→ WHAT YOU NEED TO DO:
Search the data below for the word "northeast" and report how many lines contain it, with no added words.

━━━ GIVEN INFORMATION ━━━

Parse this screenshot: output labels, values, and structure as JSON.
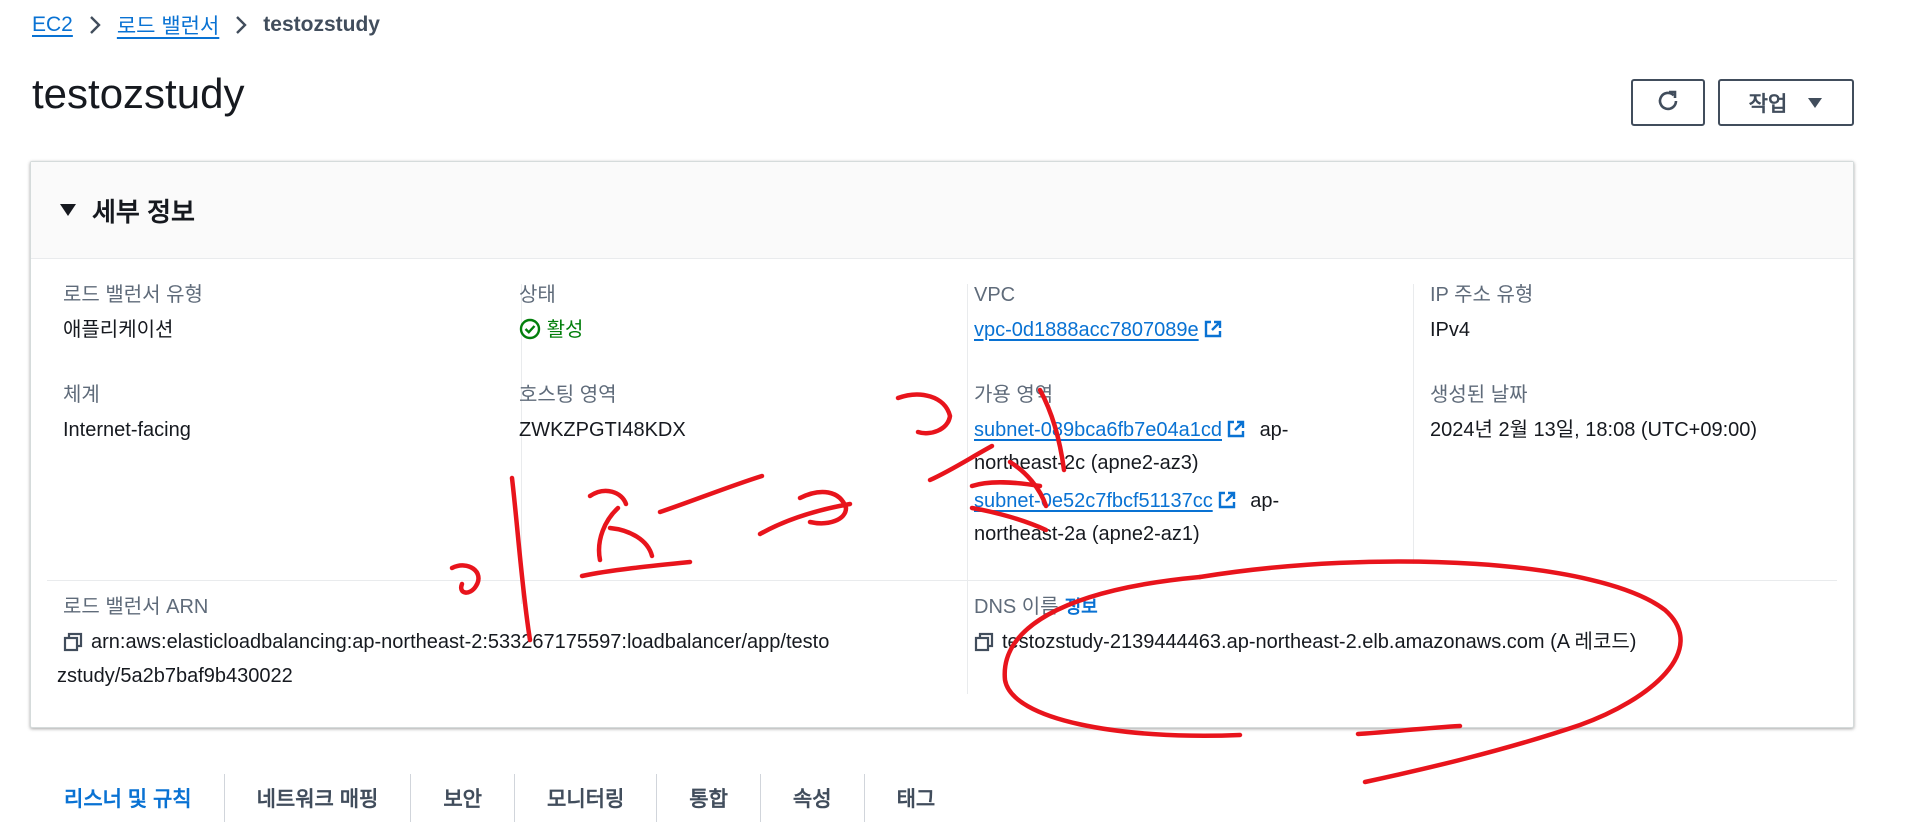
{
  "breadcrumb": {
    "ec2": "EC2",
    "load_balancers": "로드 밸런서",
    "current": "testozstudy"
  },
  "page": {
    "title": "testozstudy"
  },
  "toolbar": {
    "actions_label": "작업"
  },
  "details": {
    "section_title": "세부 정보",
    "lb_type": {
      "label": "로드 밸런서 유형",
      "value": "애플리케이션"
    },
    "status": {
      "label": "상태",
      "value": "활성"
    },
    "vpc": {
      "label": "VPC",
      "value": "vpc-0d1888acc7807089e"
    },
    "ip_type": {
      "label": "IP 주소 유형",
      "value": "IPv4"
    },
    "scheme": {
      "label": "체계",
      "value": "Internet-facing"
    },
    "hosted_zone": {
      "label": "호스팅 영역",
      "value": "ZWKZPGTI48KDX"
    },
    "availability_zones": {
      "label": "가용 영역",
      "subnets": [
        {
          "id": "subnet-089bca6fb7e04a1cd",
          "zone_prefix": "ap-",
          "zone_rest": "northeast-2c (apne2-az3)"
        },
        {
          "id": "subnet-0e52c7fbcf51137cc",
          "zone_prefix": "ap-",
          "zone_rest": "northeast-2a (apne2-az1)"
        }
      ]
    },
    "created": {
      "label": "생성된 날짜",
      "value": "2024년 2월 13일, 18:08 (UTC+09:00)"
    },
    "arn": {
      "label": "로드 밸런서 ARN",
      "line1": "arn:aws:elasticloadbalancing:ap-northeast-2:533267175597:loadbalancer/app/testo",
      "line2": "zstudy/5a2b7baf9b430022"
    },
    "dns": {
      "label": "DNS 이름",
      "info": "정보",
      "value": "testozstudy-2139444463.ap-northeast-2.elb.amazonaws.com (A 레코드)"
    }
  },
  "tabs": [
    "리스너 및 규칙",
    "네트워크 매핑",
    "보안",
    "모니터링",
    "통합",
    "속성",
    "태그"
  ],
  "colors": {
    "link": "#0972d3",
    "success": "#037f0c",
    "annotation": "#e8141c"
  },
  "icons": [
    "chevron-right-icon",
    "refresh-icon",
    "caret-down-icon",
    "check-circle-icon",
    "external-link-icon",
    "copy-icon"
  ]
}
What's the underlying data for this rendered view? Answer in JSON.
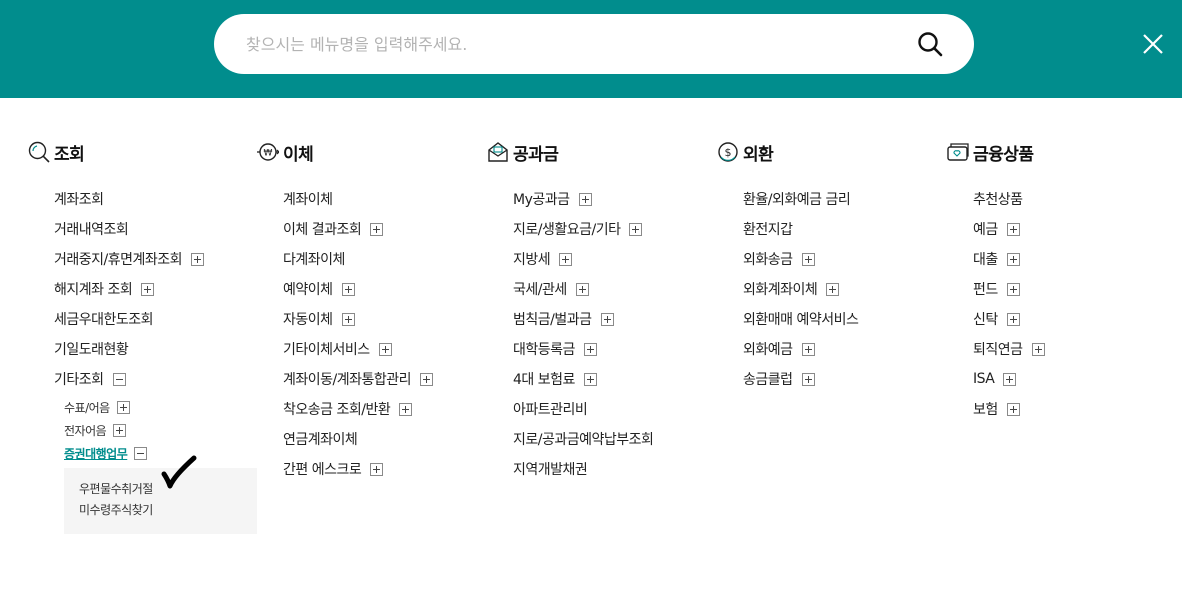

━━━

→ EXERCISE OUTPUT:
4